_Dataset rows for apps and sites_:

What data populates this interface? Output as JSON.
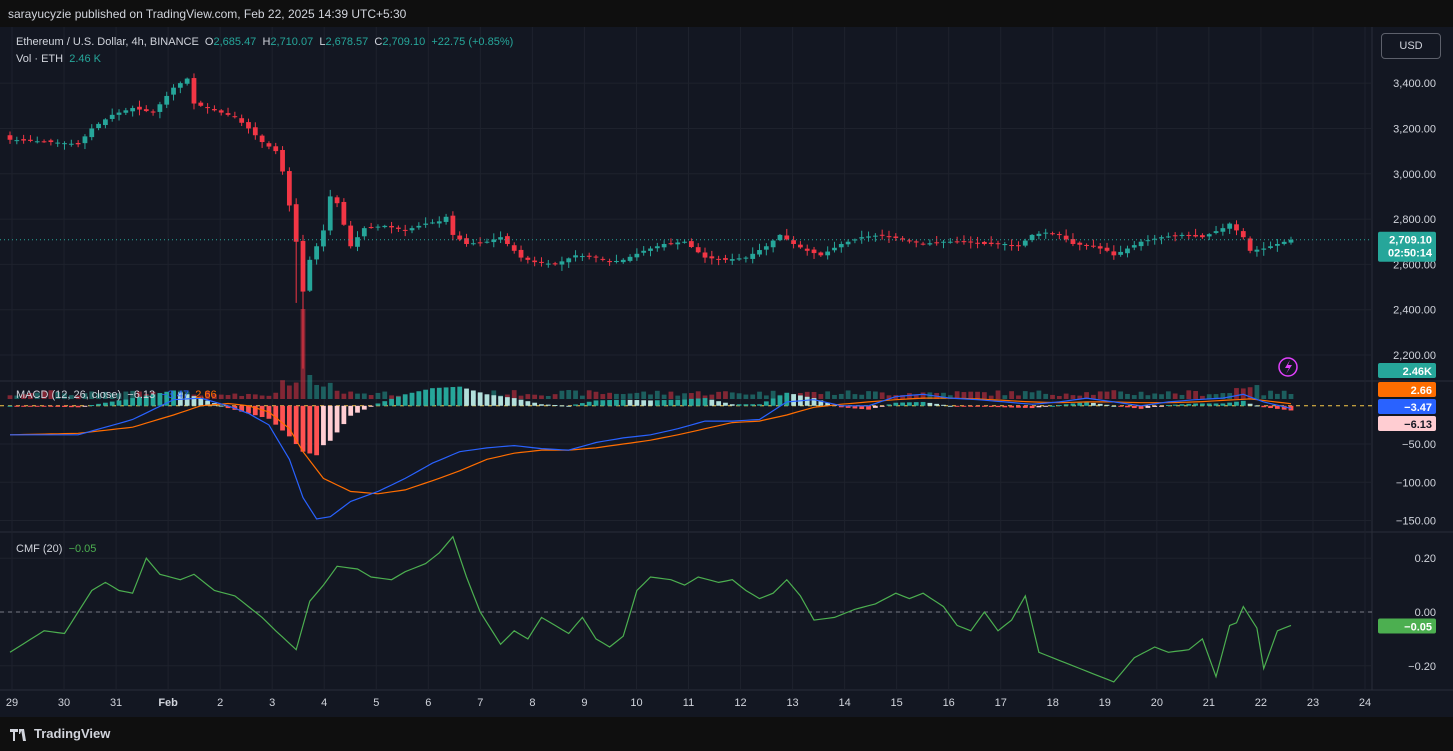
{
  "header": {
    "published": "sarayucyzie published on TradingView.com, Feb 22, 2025 14:39 UTC+5:30"
  },
  "legend": {
    "symbol": "Ethereum / U.S. Dollar, 4h, BINANCE",
    "o_label": "O",
    "o": "2,685.47",
    "h_label": "H",
    "h": "2,710.07",
    "l_label": "L",
    "l": "2,678.57",
    "c_label": "C",
    "c": "2,709.10",
    "change": "+22.75 (+0.85%)",
    "vol_label": "Vol · ETH",
    "vol": "2.46 K"
  },
  "currency": "USD",
  "macd_legend": {
    "label": "MACD (12, 26, close)",
    "hist": "−6.13",
    "macd": "−3.47",
    "signal": "2.66"
  },
  "cmf_legend": {
    "label": "CMF (20)",
    "value": "−0.05"
  },
  "price_badge": {
    "price": "2,709.10",
    "countdown": "02:50:14"
  },
  "volume_badge": "2.46K",
  "macd_badges": {
    "signal": "2.66",
    "macd": "−3.47",
    "hist": "−6.13"
  },
  "cmf_badge": "−0.05",
  "colors": {
    "up": "#26a69a",
    "down": "#f23645",
    "macd": "#2962ff",
    "signal": "#ff6d00",
    "cmf": "#4caf50",
    "background": "#131722"
  },
  "footer": {
    "brand": "TradingView"
  },
  "chart_data": [
    {
      "type": "candlestick",
      "title": "Ethereum / U.S. Dollar, 4h, BINANCE",
      "price_ticks": [
        "3,400.00",
        "3,200.00",
        "3,000.00",
        "2,800.00",
        "2,600.00",
        "2,400.00",
        "2,200.00"
      ],
      "price_tick_values": [
        3400,
        3200,
        3000,
        2800,
        2600,
        2400,
        2200
      ],
      "ylim": [
        2050,
        3480
      ],
      "x_ticks": [
        "29",
        "30",
        "31",
        "Feb",
        "2",
        "3",
        "4",
        "5",
        "6",
        "7",
        "8",
        "9",
        "10",
        "11",
        "12",
        "13",
        "14",
        "15",
        "16",
        "17",
        "18",
        "19",
        "20",
        "21",
        "22",
        "23",
        "24"
      ],
      "anchors": [
        [
          0,
          3150
        ],
        [
          6,
          3140
        ],
        [
          10,
          3130
        ],
        [
          12,
          3200
        ],
        [
          15,
          3260
        ],
        [
          18,
          3290
        ],
        [
          21,
          3270
        ],
        [
          24,
          3380
        ],
        [
          26,
          3420
        ],
        [
          27,
          3310
        ],
        [
          30,
          3280
        ],
        [
          33,
          3250
        ],
        [
          35,
          3200
        ],
        [
          37,
          3140
        ],
        [
          39,
          3100
        ],
        [
          40,
          3010
        ],
        [
          41,
          2860
        ],
        [
          42,
          2700
        ],
        [
          43,
          2480
        ],
        [
          44,
          2620
        ],
        [
          45,
          2680
        ],
        [
          46,
          2750
        ],
        [
          47,
          2900
        ],
        [
          48,
          2870
        ],
        [
          50,
          2680
        ],
        [
          52,
          2760
        ],
        [
          55,
          2770
        ],
        [
          58,
          2750
        ],
        [
          61,
          2780
        ],
        [
          63,
          2790
        ],
        [
          64,
          2810
        ],
        [
          65,
          2730
        ],
        [
          67,
          2690
        ],
        [
          70,
          2700
        ],
        [
          72,
          2720
        ],
        [
          73,
          2690
        ],
        [
          75,
          2630
        ],
        [
          77,
          2610
        ],
        [
          80,
          2600
        ],
        [
          83,
          2640
        ],
        [
          86,
          2630
        ],
        [
          88,
          2610
        ],
        [
          90,
          2620
        ],
        [
          93,
          2660
        ],
        [
          96,
          2690
        ],
        [
          99,
          2700
        ],
        [
          102,
          2630
        ],
        [
          105,
          2620
        ],
        [
          108,
          2630
        ],
        [
          111,
          2680
        ],
        [
          113,
          2730
        ],
        [
          115,
          2690
        ],
        [
          117,
          2660
        ],
        [
          119,
          2640
        ],
        [
          122,
          2690
        ],
        [
          125,
          2720
        ],
        [
          128,
          2730
        ],
        [
          131,
          2710
        ],
        [
          134,
          2690
        ],
        [
          137,
          2700
        ],
        [
          140,
          2700
        ],
        [
          143,
          2690
        ],
        [
          146,
          2690
        ],
        [
          148,
          2680
        ],
        [
          150,
          2730
        ],
        [
          152,
          2740
        ],
        [
          154,
          2730
        ],
        [
          156,
          2690
        ],
        [
          159,
          2680
        ],
        [
          161,
          2660
        ],
        [
          162,
          2640
        ],
        [
          164,
          2670
        ],
        [
          166,
          2700
        ],
        [
          169,
          2720
        ],
        [
          172,
          2730
        ],
        [
          175,
          2720
        ],
        [
          178,
          2760
        ],
        [
          179,
          2780
        ],
        [
          181,
          2720
        ],
        [
          182,
          2660
        ],
        [
          184,
          2670
        ],
        [
          186,
          2690
        ],
        [
          188,
          2709
        ]
      ],
      "volume_spike": {
        "index": 43,
        "value": "3.7K"
      }
    },
    {
      "type": "line",
      "title": "MACD (12, 26, close)",
      "yticks": [
        "−50.00",
        "−100.00",
        "−150.00"
      ],
      "ytick_values": [
        -50,
        -100,
        -150
      ],
      "ylim": [
        -165,
        35
      ],
      "series": [
        {
          "name": "MACD",
          "anchors": [
            [
              0,
              -38
            ],
            [
              10,
              -38
            ],
            [
              18,
              -18
            ],
            [
              24,
              8
            ],
            [
              28,
              10
            ],
            [
              32,
              0
            ],
            [
              35,
              -10
            ],
            [
              38,
              -25
            ],
            [
              41,
              -70
            ],
            [
              43,
              -120
            ],
            [
              45,
              -148
            ],
            [
              47,
              -145
            ],
            [
              50,
              -125
            ],
            [
              54,
              -112
            ],
            [
              58,
              -95
            ],
            [
              62,
              -75
            ],
            [
              66,
              -60
            ],
            [
              70,
              -55
            ],
            [
              74,
              -52
            ],
            [
              78,
              -56
            ],
            [
              82,
              -58
            ],
            [
              86,
              -48
            ],
            [
              90,
              -42
            ],
            [
              94,
              -38
            ],
            [
              98,
              -30
            ],
            [
              102,
              -20
            ],
            [
              106,
              -20
            ],
            [
              110,
              -18
            ],
            [
              114,
              5
            ],
            [
              118,
              8
            ],
            [
              122,
              0
            ],
            [
              126,
              0
            ],
            [
              130,
              12
            ],
            [
              134,
              15
            ],
            [
              138,
              10
            ],
            [
              142,
              8
            ],
            [
              146,
              5
            ],
            [
              150,
              2
            ],
            [
              154,
              5
            ],
            [
              158,
              10
            ],
            [
              162,
              5
            ],
            [
              166,
              0
            ],
            [
              170,
              5
            ],
            [
              174,
              8
            ],
            [
              178,
              10
            ],
            [
              181,
              15
            ],
            [
              184,
              5
            ],
            [
              188,
              -3.47
            ]
          ]
        },
        {
          "name": "Signal",
          "anchors": [
            [
              0,
              -38
            ],
            [
              10,
              -36
            ],
            [
              18,
              -28
            ],
            [
              24,
              -12
            ],
            [
              28,
              0
            ],
            [
              32,
              3
            ],
            [
              35,
              0
            ],
            [
              38,
              -8
            ],
            [
              41,
              -30
            ],
            [
              43,
              -60
            ],
            [
              46,
              -95
            ],
            [
              50,
              -112
            ],
            [
              54,
              -115
            ],
            [
              58,
              -110
            ],
            [
              62,
              -98
            ],
            [
              66,
              -85
            ],
            [
              70,
              -70
            ],
            [
              74,
              -62
            ],
            [
              78,
              -58
            ],
            [
              82,
              -58
            ],
            [
              86,
              -55
            ],
            [
              90,
              -50
            ],
            [
              94,
              -45
            ],
            [
              98,
              -38
            ],
            [
              102,
              -30
            ],
            [
              106,
              -22
            ],
            [
              110,
              -20
            ],
            [
              114,
              -12
            ],
            [
              118,
              -2
            ],
            [
              122,
              2
            ],
            [
              126,
              5
            ],
            [
              130,
              8
            ],
            [
              134,
              10
            ],
            [
              138,
              10
            ],
            [
              142,
              9
            ],
            [
              146,
              7
            ],
            [
              150,
              5
            ],
            [
              154,
              4
            ],
            [
              158,
              5
            ],
            [
              162,
              5
            ],
            [
              166,
              4
            ],
            [
              170,
              4
            ],
            [
              174,
              5
            ],
            [
              178,
              7
            ],
            [
              182,
              9
            ],
            [
              188,
              2.66
            ]
          ]
        }
      ],
      "histogram": "macd_minus_signal"
    },
    {
      "type": "line",
      "title": "CMF (20)",
      "yticks": [
        "0.20",
        "0.00",
        "−0.20"
      ],
      "ytick_values": [
        0.2,
        0.0,
        -0.2
      ],
      "ylim": [
        -0.29,
        0.29
      ],
      "series": [
        {
          "name": "CMF",
          "anchors": [
            [
              0,
              -0.15
            ],
            [
              5,
              -0.07
            ],
            [
              8,
              -0.08
            ],
            [
              12,
              0.08
            ],
            [
              14,
              0.11
            ],
            [
              16,
              0.08
            ],
            [
              18,
              0.07
            ],
            [
              20,
              0.2
            ],
            [
              22,
              0.14
            ],
            [
              25,
              0.12
            ],
            [
              27,
              0.14
            ],
            [
              30,
              0.08
            ],
            [
              33,
              0.06
            ],
            [
              35,
              0.02
            ],
            [
              37,
              -0.02
            ],
            [
              39,
              -0.07
            ],
            [
              42,
              -0.14
            ],
            [
              44,
              0.04
            ],
            [
              46,
              0.1
            ],
            [
              48,
              0.17
            ],
            [
              51,
              0.16
            ],
            [
              53,
              0.13
            ],
            [
              56,
              0.12
            ],
            [
              58,
              0.15
            ],
            [
              61,
              0.18
            ],
            [
              63,
              0.22
            ],
            [
              65,
              0.28
            ],
            [
              67,
              0.13
            ],
            [
              69,
              0.0
            ],
            [
              72,
              -0.12
            ],
            [
              74,
              -0.07
            ],
            [
              76,
              -0.1
            ],
            [
              78,
              -0.02
            ],
            [
              80,
              -0.05
            ],
            [
              82,
              -0.08
            ],
            [
              84,
              -0.02
            ],
            [
              86,
              -0.1
            ],
            [
              88,
              -0.13
            ],
            [
              90,
              -0.09
            ],
            [
              92,
              0.08
            ],
            [
              94,
              0.13
            ],
            [
              97,
              0.12
            ],
            [
              99,
              0.1
            ],
            [
              101,
              0.13
            ],
            [
              104,
              0.11
            ],
            [
              106,
              0.12
            ],
            [
              108,
              0.08
            ],
            [
              110,
              0.05
            ],
            [
              112,
              0.07
            ],
            [
              114,
              0.12
            ],
            [
              116,
              0.06
            ],
            [
              118,
              -0.03
            ],
            [
              121,
              -0.02
            ],
            [
              124,
              0.01
            ],
            [
              127,
              0.03
            ],
            [
              130,
              0.07
            ],
            [
              132,
              0.05
            ],
            [
              134,
              0.07
            ],
            [
              137,
              0.02
            ],
            [
              139,
              -0.05
            ],
            [
              141,
              -0.07
            ],
            [
              143,
              0.0
            ],
            [
              145,
              -0.07
            ],
            [
              147,
              -0.03
            ],
            [
              149,
              0.06
            ],
            [
              151,
              -0.15
            ],
            [
              153,
              -0.17
            ],
            [
              156,
              -0.2
            ],
            [
              159,
              -0.23
            ],
            [
              162,
              -0.26
            ],
            [
              165,
              -0.17
            ],
            [
              168,
              -0.13
            ],
            [
              170,
              -0.15
            ],
            [
              173,
              -0.14
            ],
            [
              175,
              -0.1
            ],
            [
              177,
              -0.24
            ],
            [
              179,
              -0.05
            ],
            [
              180,
              -0.04
            ],
            [
              181,
              0.02
            ],
            [
              183,
              -0.06
            ],
            [
              184,
              -0.21
            ],
            [
              186,
              -0.07
            ],
            [
              188,
              -0.05
            ]
          ]
        }
      ]
    }
  ]
}
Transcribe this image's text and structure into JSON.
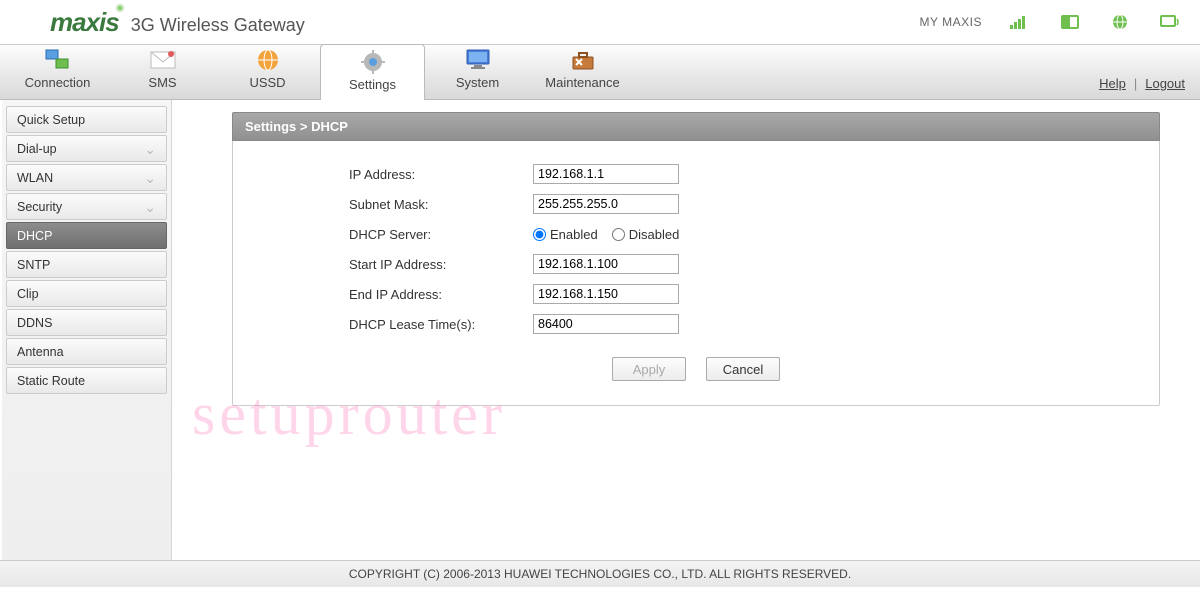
{
  "header": {
    "brand": "maxis",
    "title": "3G Wireless Gateway",
    "my_maxis": "MY MAXIS"
  },
  "status_icons": {
    "signal": "signal-icon",
    "sim": "sim-icon",
    "globe": "globe-icon",
    "screen": "screen-icon"
  },
  "topnav": {
    "items": [
      {
        "label": "Connection",
        "icon": "connection-icon"
      },
      {
        "label": "SMS",
        "icon": "sms-icon"
      },
      {
        "label": "USSD",
        "icon": "ussd-icon"
      },
      {
        "label": "Settings",
        "icon": "settings-icon"
      },
      {
        "label": "System",
        "icon": "system-icon"
      },
      {
        "label": "Maintenance",
        "icon": "maintenance-icon"
      }
    ],
    "active_index": 3,
    "help": "Help",
    "logout": "Logout"
  },
  "sidebar": {
    "items": [
      {
        "label": "Quick Setup",
        "expandable": false
      },
      {
        "label": "Dial-up",
        "expandable": true
      },
      {
        "label": "WLAN",
        "expandable": true
      },
      {
        "label": "Security",
        "expandable": true
      },
      {
        "label": "DHCP",
        "expandable": false,
        "active": true
      },
      {
        "label": "SNTP",
        "expandable": false
      },
      {
        "label": "Clip",
        "expandable": false
      },
      {
        "label": "DDNS",
        "expandable": false
      },
      {
        "label": "Antenna",
        "expandable": false
      },
      {
        "label": "Static Route",
        "expandable": false
      }
    ]
  },
  "panel": {
    "breadcrumb": "Settings > DHCP",
    "fields": {
      "ip_address": {
        "label": "IP Address:",
        "value": "192.168.1.1"
      },
      "subnet_mask": {
        "label": "Subnet Mask:",
        "value": "255.255.255.0"
      },
      "dhcp_server": {
        "label": "DHCP Server:",
        "enabled_label": "Enabled",
        "disabled_label": "Disabled",
        "value": "enabled"
      },
      "start_ip": {
        "label": "Start IP Address:",
        "value": "192.168.1.100"
      },
      "end_ip": {
        "label": "End IP Address:",
        "value": "192.168.1.150"
      },
      "lease_time": {
        "label": "DHCP Lease Time(s):",
        "value": "86400"
      }
    },
    "actions": {
      "apply": "Apply",
      "cancel": "Cancel"
    }
  },
  "watermark": "setuprouter",
  "footer": "COPYRIGHT (C) 2006-2013 HUAWEI TECHNOLOGIES CO., LTD. ALL RIGHTS RESERVED.",
  "colors": {
    "accent_green": "#6fbf4f",
    "brand_green": "#3b7a3f"
  }
}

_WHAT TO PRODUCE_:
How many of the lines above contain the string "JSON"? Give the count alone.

_EXERCISE OUTPUT_:
2